#### [Task instructions]
These entries are to be set down again exactly.

#### [Dataset rows for apps and sites]
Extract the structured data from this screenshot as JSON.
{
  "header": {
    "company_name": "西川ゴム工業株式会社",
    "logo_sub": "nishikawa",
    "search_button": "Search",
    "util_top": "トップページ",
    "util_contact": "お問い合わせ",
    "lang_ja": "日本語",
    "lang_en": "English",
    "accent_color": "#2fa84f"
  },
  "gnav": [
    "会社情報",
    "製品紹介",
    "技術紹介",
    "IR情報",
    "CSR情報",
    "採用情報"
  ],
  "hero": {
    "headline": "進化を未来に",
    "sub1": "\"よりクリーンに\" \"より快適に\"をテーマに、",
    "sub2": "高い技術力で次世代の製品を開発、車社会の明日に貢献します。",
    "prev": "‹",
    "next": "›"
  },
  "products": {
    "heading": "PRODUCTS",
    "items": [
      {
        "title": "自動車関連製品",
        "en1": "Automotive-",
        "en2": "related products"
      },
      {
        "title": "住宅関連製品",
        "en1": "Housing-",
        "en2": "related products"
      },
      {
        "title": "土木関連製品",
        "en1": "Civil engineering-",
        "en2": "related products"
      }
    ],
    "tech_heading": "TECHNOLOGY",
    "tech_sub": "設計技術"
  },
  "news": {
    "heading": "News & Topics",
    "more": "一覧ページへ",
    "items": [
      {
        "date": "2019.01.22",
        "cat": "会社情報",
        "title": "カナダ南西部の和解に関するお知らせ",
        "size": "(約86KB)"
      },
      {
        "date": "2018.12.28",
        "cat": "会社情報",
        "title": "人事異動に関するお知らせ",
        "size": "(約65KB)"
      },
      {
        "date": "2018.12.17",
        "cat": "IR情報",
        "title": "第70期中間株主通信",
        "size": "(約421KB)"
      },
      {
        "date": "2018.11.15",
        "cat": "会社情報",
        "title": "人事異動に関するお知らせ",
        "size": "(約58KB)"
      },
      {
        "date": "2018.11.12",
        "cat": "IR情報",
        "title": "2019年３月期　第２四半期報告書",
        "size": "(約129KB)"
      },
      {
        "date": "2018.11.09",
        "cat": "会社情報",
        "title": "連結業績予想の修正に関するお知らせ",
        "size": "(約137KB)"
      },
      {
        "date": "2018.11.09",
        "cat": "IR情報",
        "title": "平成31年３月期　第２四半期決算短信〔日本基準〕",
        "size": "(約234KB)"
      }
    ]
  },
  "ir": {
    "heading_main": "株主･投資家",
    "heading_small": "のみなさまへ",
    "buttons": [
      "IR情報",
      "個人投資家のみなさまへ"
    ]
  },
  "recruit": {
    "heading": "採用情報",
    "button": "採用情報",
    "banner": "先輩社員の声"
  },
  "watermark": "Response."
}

#### [Solved exercise]
Extract the structured data from this screenshot as JSON.
{
  "header": {
    "company_name": "西川ゴム工業株式会社",
    "logo_sub": "nishikawa",
    "search_button": "Search",
    "util_top": "トップページ",
    "util_contact": "お問い合わせ",
    "lang_ja": "日本語",
    "lang_en": "English",
    "accent_color": "#2fa84f"
  },
  "gnav": [
    "会社情報",
    "製品紹介",
    "技術紹介",
    "IR情報",
    "CSR情報",
    "採用情報"
  ],
  "hero": {
    "headline": "進化を未来に",
    "sub1": "\"よりクリーンに\" \"より快適に\"をテーマに、",
    "sub2": "高い技術力で次世代の製品を開発、車社会の明日に貢献します。",
    "prev": "‹",
    "next": "›"
  },
  "products": {
    "heading": "PRODUCTS",
    "items": [
      {
        "title": "自動車関連製品",
        "en1": "Automotive-",
        "en2": "related products"
      },
      {
        "title": "住宅関連製品",
        "en1": "Housing-",
        "en2": "related products"
      },
      {
        "title": "土木関連製品",
        "en1": "Civil engineering-",
        "en2": "related products"
      }
    ],
    "tech_heading": "TECHNOLOGY",
    "tech_sub": "設計技術"
  },
  "news": {
    "heading": "News & Topics",
    "more": "一覧ページへ",
    "items": [
      {
        "date": "2019.01.22",
        "cat": "会社情報",
        "title": "カナダ南西部の和解に関するお知らせ",
        "size": "(約86KB)"
      },
      {
        "date": "2018.12.28",
        "cat": "会社情報",
        "title": "人事異動に関するお知らせ",
        "size": "(約65KB)"
      },
      {
        "date": "2018.12.17",
        "cat": "IR情報",
        "title": "第70期中間株主通信",
        "size": "(約421KB)"
      },
      {
        "date": "2018.11.15",
        "cat": "会社情報",
        "title": "人事異動に関するお知らせ",
        "size": "(約58KB)"
      },
      {
        "date": "2018.11.12",
        "cat": "IR情報",
        "title": "2019年３月期　第２四半期報告書",
        "size": "(約129KB)"
      },
      {
        "date": "2018.11.09",
        "cat": "会社情報",
        "title": "連結業績予想の修正に関するお知らせ",
        "size": "(約137KB)"
      },
      {
        "date": "2018.11.09",
        "cat": "IR情報",
        "title": "平成31年３月期　第２四半期決算短信〔日本基準〕",
        "size": "(約234KB)"
      }
    ]
  },
  "ir": {
    "heading_main": "株主･投資家",
    "heading_small": "のみなさまへ",
    "buttons": [
      "IR情報",
      "個人投資家のみなさまへ"
    ]
  },
  "recruit": {
    "heading": "採用情報",
    "button": "採用情報",
    "banner": "先輩社員の声"
  },
  "watermark": "Response."
}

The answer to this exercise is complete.